During the winter dry spell, the alligator burrows into the everglade mud and hibernates. The holes they create fill with water and thus become havens for water animals that the alligator ordinarily prays upon: herons, otters, snakes, red belly turtles and other various fish, amphibians, mammals and birds.

These holes are truly multicultural or multi-species. The animals living together in a harmonious system become a perfect multicultural metaphor. Therefore, the animal imagery we selected and used throughout our designs can all be found coexisting in the alligator burrows.

Medallions: Medallions depicting the variety of plants and animals living in the Everglades and South Florida area, hang from the poles located at the bus stops on the Broward Boulevard Corridor. The medallions serve as identifiers of areas or neighborhoods.

Patterned Pavers: Of all our designs meant to unify the corridor, the patterned sidewalks and crosswalks is the most pronounced. We created designs reminiscent of various natural patterns found throughout the Everglades. The primarily red sidewalks host a yellow and charcoal diamond pattern that extends the length of the corridor. The crosswalks, designed with flowing blue pavers, is reminiscent of the meandering Everglade waterways.

Together, the sidewalk and crosswalks create a strong visual continuity in an otherwise diverse urban streetscape. We wanted to emphasize the need for caution when crossing Broward Boulevard, especially at the school crossing. Therefore, keeping with our Everglades and natural environment theme, we added a stylized snake-paving pattern at the boulevard's major crosswalks.

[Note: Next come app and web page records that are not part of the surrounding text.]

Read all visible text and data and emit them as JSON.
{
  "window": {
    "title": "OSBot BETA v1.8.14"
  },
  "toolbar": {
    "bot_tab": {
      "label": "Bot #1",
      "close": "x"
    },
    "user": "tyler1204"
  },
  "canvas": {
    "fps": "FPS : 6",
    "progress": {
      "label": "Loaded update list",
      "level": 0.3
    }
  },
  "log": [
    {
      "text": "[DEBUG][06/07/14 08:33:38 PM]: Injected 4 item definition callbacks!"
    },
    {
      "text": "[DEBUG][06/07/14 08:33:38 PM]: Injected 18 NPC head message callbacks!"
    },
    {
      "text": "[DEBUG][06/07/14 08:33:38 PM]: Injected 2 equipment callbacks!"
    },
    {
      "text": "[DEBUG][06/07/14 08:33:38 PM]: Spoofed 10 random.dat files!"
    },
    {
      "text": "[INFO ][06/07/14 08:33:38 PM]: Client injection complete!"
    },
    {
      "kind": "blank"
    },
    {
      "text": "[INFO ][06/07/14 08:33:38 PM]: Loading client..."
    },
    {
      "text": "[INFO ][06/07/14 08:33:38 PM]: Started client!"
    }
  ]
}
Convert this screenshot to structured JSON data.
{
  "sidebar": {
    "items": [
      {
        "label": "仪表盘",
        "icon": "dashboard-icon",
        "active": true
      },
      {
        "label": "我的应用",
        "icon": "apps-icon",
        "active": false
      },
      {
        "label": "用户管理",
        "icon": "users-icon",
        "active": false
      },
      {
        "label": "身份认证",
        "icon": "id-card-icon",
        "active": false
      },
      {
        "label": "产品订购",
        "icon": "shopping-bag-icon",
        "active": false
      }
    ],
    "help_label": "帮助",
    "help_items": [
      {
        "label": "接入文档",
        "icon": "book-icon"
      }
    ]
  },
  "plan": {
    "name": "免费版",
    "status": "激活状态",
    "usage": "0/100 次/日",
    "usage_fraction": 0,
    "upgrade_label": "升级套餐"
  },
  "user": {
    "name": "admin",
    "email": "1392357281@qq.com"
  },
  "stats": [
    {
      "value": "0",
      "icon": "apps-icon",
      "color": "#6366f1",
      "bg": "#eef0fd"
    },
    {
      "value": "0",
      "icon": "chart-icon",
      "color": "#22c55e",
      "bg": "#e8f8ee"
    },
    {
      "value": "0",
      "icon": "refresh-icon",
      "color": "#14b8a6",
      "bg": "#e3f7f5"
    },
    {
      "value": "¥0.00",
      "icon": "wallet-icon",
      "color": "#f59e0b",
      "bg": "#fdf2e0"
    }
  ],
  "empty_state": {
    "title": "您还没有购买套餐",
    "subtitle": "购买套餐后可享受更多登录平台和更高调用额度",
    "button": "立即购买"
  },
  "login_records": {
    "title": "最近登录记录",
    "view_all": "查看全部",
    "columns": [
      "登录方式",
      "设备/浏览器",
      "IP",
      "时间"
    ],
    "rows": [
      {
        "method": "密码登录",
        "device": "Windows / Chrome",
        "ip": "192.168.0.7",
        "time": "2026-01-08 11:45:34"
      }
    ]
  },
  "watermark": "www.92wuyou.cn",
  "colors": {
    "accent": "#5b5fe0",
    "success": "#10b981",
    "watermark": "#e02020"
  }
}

Tree Grates: Keeping with the natural environment theme, tree grates (designed by Raymond Olivero, a Duane Hanson Allied Artist recipient) are based on solar, lunar and cultural images.

Bus Shelters: Our bus shelters, which are major pedestrian nodes along the corridor, are designed to reference the chickee, a Florida Native American shelter. Along the roof ridge of each shelter sit a pair of stylized stainless steel alligators. Inside the shelter, the ceiling hosts decorative palm patterns while stylized alligator benches provide seating.

Alligator Benches: Finally we designed the Broward Boulevard Alligator Bench to provide seating at each of the boulevard bus stop. Nonetheless, the stylized alligator bench can also be sited elsewhere on the corridor."